Start of Block

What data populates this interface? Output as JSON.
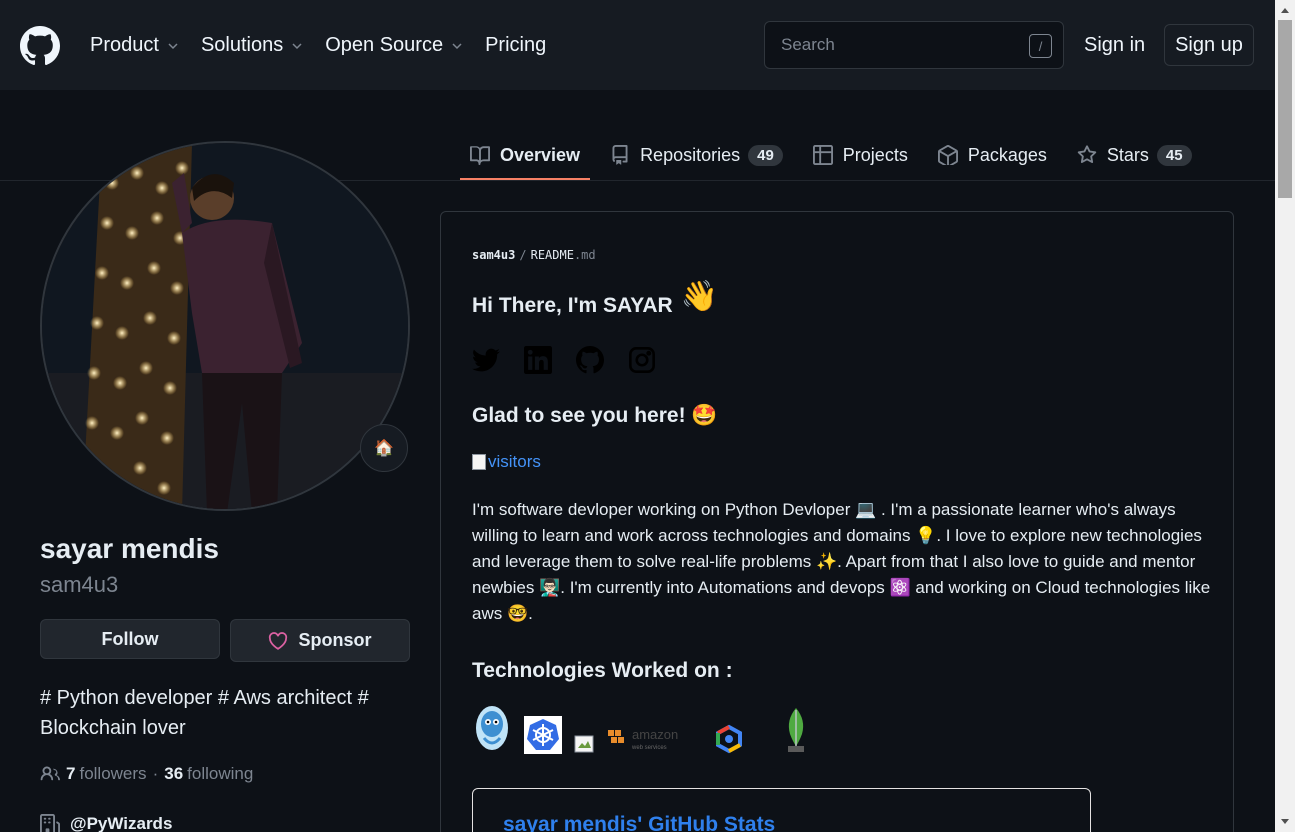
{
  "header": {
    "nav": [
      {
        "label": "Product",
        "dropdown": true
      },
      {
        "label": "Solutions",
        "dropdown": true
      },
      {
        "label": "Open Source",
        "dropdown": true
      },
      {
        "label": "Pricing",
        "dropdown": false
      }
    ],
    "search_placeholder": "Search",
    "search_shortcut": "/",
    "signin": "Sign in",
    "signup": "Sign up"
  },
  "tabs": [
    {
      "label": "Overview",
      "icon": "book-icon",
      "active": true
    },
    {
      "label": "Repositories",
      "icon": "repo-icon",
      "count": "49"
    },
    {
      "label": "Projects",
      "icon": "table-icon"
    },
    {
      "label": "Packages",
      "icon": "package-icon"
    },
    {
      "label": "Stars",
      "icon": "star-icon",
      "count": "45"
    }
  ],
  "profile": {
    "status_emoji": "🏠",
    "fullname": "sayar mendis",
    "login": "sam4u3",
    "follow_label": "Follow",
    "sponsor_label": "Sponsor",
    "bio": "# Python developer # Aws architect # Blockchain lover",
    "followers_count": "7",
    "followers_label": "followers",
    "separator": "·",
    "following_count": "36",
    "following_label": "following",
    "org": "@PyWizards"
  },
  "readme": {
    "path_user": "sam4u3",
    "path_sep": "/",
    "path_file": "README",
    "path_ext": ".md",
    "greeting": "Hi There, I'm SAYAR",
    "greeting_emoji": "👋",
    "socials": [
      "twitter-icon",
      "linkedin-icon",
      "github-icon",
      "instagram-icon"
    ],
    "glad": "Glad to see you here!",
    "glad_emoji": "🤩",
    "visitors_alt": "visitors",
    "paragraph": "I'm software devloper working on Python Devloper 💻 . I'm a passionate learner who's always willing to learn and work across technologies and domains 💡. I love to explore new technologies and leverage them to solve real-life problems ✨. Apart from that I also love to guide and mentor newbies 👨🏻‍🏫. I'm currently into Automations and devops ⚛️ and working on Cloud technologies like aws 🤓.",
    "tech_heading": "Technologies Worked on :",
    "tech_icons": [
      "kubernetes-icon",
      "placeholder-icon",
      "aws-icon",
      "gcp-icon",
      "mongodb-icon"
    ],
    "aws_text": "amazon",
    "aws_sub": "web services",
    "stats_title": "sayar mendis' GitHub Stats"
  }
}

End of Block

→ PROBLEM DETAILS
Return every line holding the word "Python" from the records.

→ RESULT OF THE TASK
    "bio": "# Python developer # Aws architect # Blockchain lover",
    "paragraph": "I'm software devloper working on Python Devloper 💻 . I'm a passionate learner who's always willing to learn and work across technologies and domains 💡. I love to explore new technologies and leverage them to solve real-life problems ✨. Apart from that I also love to guide and mentor newbies 👨🏻‍🏫. I'm currently into Automations and devops ⚛️ and working on Cloud technologies like aws 🤓.",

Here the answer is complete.